*** Opening of MATERIAL FOR THIS EXERCISE ***

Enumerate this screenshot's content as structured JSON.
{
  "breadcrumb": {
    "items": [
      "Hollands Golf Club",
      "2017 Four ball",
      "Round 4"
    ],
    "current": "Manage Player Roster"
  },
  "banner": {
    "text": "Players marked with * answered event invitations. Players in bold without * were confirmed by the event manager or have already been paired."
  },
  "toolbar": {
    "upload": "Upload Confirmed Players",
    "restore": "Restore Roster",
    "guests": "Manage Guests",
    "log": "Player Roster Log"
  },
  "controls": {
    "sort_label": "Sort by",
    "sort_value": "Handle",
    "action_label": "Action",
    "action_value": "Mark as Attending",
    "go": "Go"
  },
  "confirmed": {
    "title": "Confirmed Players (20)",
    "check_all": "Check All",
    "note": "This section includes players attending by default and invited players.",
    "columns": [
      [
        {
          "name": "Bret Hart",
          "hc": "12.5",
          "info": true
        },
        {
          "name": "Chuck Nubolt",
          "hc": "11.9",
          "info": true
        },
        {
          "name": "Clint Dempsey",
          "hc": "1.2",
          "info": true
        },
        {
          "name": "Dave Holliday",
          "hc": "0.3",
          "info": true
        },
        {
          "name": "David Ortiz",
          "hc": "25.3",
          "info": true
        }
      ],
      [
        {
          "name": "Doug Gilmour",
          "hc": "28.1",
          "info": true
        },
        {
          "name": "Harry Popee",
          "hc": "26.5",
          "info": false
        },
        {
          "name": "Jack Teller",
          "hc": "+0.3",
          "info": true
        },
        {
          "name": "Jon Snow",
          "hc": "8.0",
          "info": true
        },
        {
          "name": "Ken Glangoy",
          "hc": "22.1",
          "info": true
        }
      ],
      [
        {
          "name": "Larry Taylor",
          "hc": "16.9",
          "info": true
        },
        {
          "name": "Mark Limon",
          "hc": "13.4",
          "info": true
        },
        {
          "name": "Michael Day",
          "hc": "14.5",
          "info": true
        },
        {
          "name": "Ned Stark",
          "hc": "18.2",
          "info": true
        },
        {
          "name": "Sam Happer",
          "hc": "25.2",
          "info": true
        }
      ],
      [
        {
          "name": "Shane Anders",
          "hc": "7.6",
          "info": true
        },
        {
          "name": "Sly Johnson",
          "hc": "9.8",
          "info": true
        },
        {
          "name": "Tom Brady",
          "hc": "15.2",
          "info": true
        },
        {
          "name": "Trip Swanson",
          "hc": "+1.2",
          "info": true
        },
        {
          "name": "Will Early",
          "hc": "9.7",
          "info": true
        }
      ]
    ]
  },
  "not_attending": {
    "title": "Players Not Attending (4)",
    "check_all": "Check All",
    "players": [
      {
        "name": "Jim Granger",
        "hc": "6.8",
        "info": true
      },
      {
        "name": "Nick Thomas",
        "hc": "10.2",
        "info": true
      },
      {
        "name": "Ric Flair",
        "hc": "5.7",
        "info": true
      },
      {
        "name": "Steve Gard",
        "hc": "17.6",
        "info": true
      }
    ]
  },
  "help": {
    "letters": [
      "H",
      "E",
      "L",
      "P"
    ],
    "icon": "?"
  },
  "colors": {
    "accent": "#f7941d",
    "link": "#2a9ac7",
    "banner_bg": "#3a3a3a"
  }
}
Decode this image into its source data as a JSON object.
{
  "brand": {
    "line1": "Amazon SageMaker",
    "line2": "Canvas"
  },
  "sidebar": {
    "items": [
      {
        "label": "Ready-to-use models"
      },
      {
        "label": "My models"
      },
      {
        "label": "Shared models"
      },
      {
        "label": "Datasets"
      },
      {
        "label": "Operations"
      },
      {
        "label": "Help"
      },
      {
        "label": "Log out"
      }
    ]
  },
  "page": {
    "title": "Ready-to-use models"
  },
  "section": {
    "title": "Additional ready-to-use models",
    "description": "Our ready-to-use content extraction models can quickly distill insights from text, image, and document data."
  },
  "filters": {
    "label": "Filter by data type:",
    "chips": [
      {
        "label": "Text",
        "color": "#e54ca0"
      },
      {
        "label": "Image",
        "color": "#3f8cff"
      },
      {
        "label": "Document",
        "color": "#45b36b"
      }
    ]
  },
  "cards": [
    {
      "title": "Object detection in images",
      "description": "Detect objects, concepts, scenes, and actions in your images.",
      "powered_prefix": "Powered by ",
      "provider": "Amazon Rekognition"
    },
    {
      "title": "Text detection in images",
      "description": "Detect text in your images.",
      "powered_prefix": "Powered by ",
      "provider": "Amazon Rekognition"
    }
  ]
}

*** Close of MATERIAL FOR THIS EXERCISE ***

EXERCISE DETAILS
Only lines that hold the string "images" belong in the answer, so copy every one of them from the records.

RESULT
      "title": "Object detection in images",
      "description": "Detect objects, concepts, scenes, and actions in your images.",
      "title": "Text detection in images",
      "description": "Detect text in your images.",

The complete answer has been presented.